** EXTRACTED DATA follows **

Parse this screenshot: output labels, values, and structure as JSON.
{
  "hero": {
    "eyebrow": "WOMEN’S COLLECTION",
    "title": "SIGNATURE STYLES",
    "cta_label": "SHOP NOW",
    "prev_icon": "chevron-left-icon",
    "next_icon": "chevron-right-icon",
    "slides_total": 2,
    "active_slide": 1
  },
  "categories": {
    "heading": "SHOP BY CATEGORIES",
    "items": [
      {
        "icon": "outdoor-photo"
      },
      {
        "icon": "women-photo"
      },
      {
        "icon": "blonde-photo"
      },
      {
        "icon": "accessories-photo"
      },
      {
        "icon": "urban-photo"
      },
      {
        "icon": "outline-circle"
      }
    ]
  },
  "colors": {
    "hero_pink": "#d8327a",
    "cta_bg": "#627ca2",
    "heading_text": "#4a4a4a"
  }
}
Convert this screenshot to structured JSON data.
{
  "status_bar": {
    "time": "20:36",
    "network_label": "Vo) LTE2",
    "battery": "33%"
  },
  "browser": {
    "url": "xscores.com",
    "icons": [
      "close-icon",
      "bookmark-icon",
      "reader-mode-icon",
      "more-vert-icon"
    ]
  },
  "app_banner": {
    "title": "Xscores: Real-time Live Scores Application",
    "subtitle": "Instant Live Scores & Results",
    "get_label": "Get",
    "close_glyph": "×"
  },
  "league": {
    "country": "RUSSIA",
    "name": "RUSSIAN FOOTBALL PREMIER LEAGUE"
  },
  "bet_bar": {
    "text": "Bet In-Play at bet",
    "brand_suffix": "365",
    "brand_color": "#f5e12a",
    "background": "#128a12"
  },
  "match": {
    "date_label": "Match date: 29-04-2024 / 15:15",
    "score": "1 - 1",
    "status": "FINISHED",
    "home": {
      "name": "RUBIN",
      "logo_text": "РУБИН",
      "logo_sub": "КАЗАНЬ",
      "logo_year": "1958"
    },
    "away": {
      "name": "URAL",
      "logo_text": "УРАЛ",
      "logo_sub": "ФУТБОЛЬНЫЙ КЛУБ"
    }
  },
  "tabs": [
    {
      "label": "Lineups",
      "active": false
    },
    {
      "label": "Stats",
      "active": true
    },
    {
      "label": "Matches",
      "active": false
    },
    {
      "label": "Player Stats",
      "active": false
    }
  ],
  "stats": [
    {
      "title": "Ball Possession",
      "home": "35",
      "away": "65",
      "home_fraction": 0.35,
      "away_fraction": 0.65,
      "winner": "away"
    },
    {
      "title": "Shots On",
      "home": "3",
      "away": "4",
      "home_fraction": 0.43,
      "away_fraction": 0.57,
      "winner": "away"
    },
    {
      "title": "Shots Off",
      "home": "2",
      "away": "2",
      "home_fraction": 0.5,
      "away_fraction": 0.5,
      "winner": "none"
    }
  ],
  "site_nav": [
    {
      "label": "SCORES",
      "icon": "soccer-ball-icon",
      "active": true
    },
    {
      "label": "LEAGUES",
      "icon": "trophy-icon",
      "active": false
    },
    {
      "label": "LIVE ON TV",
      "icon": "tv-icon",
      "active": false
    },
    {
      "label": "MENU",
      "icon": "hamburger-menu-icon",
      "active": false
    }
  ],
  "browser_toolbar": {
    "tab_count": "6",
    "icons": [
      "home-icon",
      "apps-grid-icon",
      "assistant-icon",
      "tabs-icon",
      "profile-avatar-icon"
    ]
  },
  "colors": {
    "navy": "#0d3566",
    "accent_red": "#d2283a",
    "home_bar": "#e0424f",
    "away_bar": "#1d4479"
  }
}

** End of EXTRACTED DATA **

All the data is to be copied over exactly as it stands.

Parse this screenshot: output labels, values, and structure as JSON.
{
  "hero": {
    "eyebrow": "WOMEN’S COLLECTION",
    "title": "SIGNATURE STYLES",
    "cta_label": "SHOP NOW",
    "prev_icon": "chevron-left-icon",
    "next_icon": "chevron-right-icon",
    "slides_total": 2,
    "active_slide": 1
  },
  "categories": {
    "heading": "SHOP BY CATEGORIES",
    "items": [
      {
        "icon": "outdoor-photo"
      },
      {
        "icon": "women-photo"
      },
      {
        "icon": "blonde-photo"
      },
      {
        "icon": "accessories-photo"
      },
      {
        "icon": "urban-photo"
      },
      {
        "icon": "outline-circle"
      }
    ]
  },
  "colors": {
    "hero_pink": "#d8327a",
    "cta_bg": "#627ca2",
    "heading_text": "#4a4a4a"
  }
}
Convert this screenshot to structured JSON data.
{
  "status_bar": {
    "time": "20:36",
    "network_label": "Vo) LTE2",
    "battery": "33%"
  },
  "browser": {
    "url": "xscores.com",
    "icons": [
      "close-icon",
      "bookmark-icon",
      "reader-mode-icon",
      "more-vert-icon"
    ]
  },
  "app_banner": {
    "title": "Xscores: Real-time Live Scores Application",
    "subtitle": "Instant Live Scores & Results",
    "get_label": "Get",
    "close_glyph": "×"
  },
  "league": {
    "country": "RUSSIA",
    "name": "RUSSIAN FOOTBALL PREMIER LEAGUE"
  },
  "bet_bar": {
    "text": "Bet In-Play at bet",
    "brand_suffix": "365",
    "brand_color": "#f5e12a",
    "background": "#128a12"
  },
  "match": {
    "date_label": "Match date: 29-04-2024 / 15:15",
    "score": "1 - 1",
    "status": "FINISHED",
    "home": {
      "name": "RUBIN",
      "logo_text": "РУБИН",
      "logo_sub": "КАЗАНЬ",
      "logo_year": "1958"
    },
    "away": {
      "name": "URAL",
      "logo_text": "УРАЛ",
      "logo_sub": "ФУТБОЛЬНЫЙ КЛУБ"
    }
  },
  "tabs": [
    {
      "label": "Lineups",
      "active": false
    },
    {
      "label": "Stats",
      "active": true
    },
    {
      "label": "Matches",
      "active": false
    },
    {
      "label": "Player Stats",
      "active": false
    }
  ],
  "stats": [
    {
      "title": "Ball Possession",
      "home": "35",
      "away": "65",
      "home_fraction": 0.35,
      "away_fraction": 0.65,
      "winner": "away"
    },
    {
      "title": "Shots On",
      "home": "3",
      "away": "4",
      "home_fraction": 0.43,
      "away_fraction": 0.57,
      "winner": "away"
    },
    {
      "title": "Shots Off",
      "home": "2",
      "away": "2",
      "home_fraction": 0.5,
      "away_fraction": 0.5,
      "winner": "none"
    }
  ],
  "site_nav": [
    {
      "label": "SCORES",
      "icon": "soccer-ball-icon",
      "active": true
    },
    {
      "label": "LEAGUES",
      "icon": "trophy-icon",
      "active": false
    },
    {
      "label": "LIVE ON TV",
      "icon": "tv-icon",
      "active": false
    },
    {
      "label": "MENU",
      "icon": "hamburger-menu-icon",
      "active": false
    }
  ],
  "browser_toolbar": {
    "tab_count": "6",
    "icons": [
      "home-icon",
      "apps-grid-icon",
      "assistant-icon",
      "tabs-icon",
      "profile-avatar-icon"
    ]
  },
  "colors": {
    "navy": "#0d3566",
    "accent_red": "#d2283a",
    "home_bar": "#e0424f",
    "away_bar": "#1d4479"
  }
}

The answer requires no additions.